Keep only those lines of the records that include the string "glyph".

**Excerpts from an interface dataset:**

◆ ◆ ◆ ◆ ◆ ◆ ◆

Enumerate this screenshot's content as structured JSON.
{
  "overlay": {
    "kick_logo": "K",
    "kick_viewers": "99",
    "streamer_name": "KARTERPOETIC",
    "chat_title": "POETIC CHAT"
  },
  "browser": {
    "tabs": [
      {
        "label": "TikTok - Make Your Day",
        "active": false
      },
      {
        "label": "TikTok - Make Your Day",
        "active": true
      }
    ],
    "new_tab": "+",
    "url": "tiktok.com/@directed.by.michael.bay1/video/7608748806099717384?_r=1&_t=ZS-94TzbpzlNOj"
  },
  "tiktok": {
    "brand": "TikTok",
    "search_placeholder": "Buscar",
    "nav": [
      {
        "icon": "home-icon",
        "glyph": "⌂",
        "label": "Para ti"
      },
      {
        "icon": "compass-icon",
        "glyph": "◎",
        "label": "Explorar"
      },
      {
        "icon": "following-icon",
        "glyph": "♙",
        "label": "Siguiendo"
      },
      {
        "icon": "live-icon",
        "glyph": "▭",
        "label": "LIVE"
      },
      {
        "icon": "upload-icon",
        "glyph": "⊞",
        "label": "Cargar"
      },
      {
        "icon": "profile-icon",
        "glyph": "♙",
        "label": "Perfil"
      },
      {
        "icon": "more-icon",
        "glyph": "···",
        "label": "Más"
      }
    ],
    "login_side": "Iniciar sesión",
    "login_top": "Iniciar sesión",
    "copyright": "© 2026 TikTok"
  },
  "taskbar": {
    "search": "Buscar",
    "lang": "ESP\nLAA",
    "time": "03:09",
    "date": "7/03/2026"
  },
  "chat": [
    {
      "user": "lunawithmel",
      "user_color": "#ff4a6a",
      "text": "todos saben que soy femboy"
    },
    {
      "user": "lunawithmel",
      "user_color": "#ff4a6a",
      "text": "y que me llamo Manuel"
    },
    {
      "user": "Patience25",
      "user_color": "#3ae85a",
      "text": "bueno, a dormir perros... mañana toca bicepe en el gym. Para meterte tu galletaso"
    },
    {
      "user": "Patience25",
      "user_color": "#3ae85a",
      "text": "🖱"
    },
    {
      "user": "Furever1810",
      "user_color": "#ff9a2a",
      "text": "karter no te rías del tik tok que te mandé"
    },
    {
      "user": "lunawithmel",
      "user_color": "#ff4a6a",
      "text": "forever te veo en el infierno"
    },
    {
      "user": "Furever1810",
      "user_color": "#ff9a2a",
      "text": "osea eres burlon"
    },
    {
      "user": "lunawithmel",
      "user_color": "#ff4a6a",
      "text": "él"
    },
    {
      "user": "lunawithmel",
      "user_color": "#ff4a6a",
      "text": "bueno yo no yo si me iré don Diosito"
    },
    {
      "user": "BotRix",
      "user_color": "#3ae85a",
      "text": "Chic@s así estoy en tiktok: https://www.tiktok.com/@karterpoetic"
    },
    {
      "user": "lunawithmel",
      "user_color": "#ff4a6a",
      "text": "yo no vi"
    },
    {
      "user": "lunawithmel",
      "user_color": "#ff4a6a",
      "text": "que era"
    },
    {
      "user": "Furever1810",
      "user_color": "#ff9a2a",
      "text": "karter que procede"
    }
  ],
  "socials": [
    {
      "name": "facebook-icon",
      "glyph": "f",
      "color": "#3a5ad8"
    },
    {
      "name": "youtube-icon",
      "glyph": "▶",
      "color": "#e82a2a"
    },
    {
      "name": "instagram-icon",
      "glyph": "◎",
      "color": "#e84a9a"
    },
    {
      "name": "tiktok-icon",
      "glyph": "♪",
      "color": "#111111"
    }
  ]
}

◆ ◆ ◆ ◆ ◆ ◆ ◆

**Exercise answer:**
        "glyph": "⌂",
        "glyph": "◎",
        "glyph": "♙",
        "glyph": "▭",
        "glyph": "⊞",
        "glyph": "♙",
        "glyph": "···",
      "glyph": "f",
      "glyph": "▶",
      "glyph": "◎",
      "glyph": "♪",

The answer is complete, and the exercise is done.